Santa Fe New Mexican
Talk to your doctor about the possibility of pain and available medicines and complementary therapies so you can plan ahead. It’s easier to control pain when it starts rather than waiting until it becomes severe. See page 49 for more information about how Supportive Care Medicine can help relieve pain. The American Cancer Society has information and resources related to pain, including a pain diary and instructions on how to develop a pain management plan with your care team.
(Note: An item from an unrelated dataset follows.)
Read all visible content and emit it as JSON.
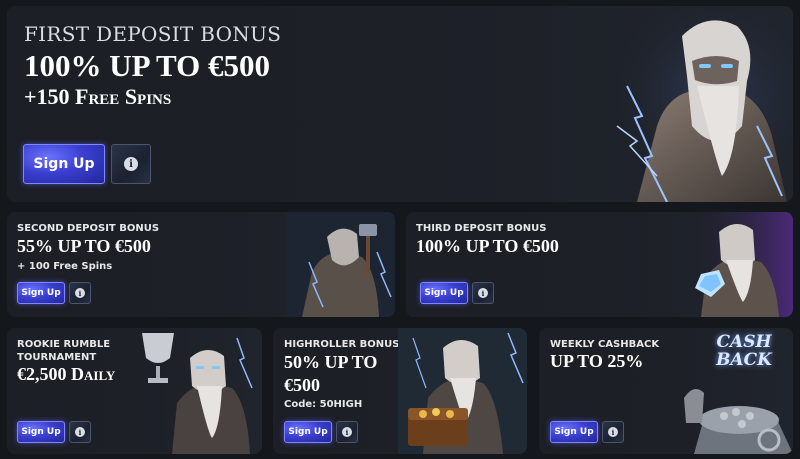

Visit cancer.org or call 1-800-227-2345. Pain-management tips: • With your provider, set goals about your pain and medicines you are willing to try • Your provider should check your pain at every appointment, including doing a physical exam and tests as needed • Keep track of your pain according to a scale of 1 to 10 • Be specific about where it hurts and what it feels like • Incorporate a mindfulness practice to help breathe through pain flares • Increase your water intake (can ease headaches) • Prioritize your time so you have energy for what you want to do • Talk to a therapist or spiritual leader about the emotional effects of pain Sources: American Cancer Society and International Pain Foundation (internationalpain.org/) I encourage patients to be open and honest with their providers if they are experiencing pain. It’s important to describe their pain – when it happens and what makes it better and worse. We often hear from patients that they felt they needed to “tough it out.” Pain has so many negative consequences on the body, including anxiety, depression, stress, difficulty sleeping, poor quality of life, and a negative impact on wound healing. We’d like patients to know that there are folks here to help. We can tailor pain management to meet their needs and preferences. Don’t suffer in silence.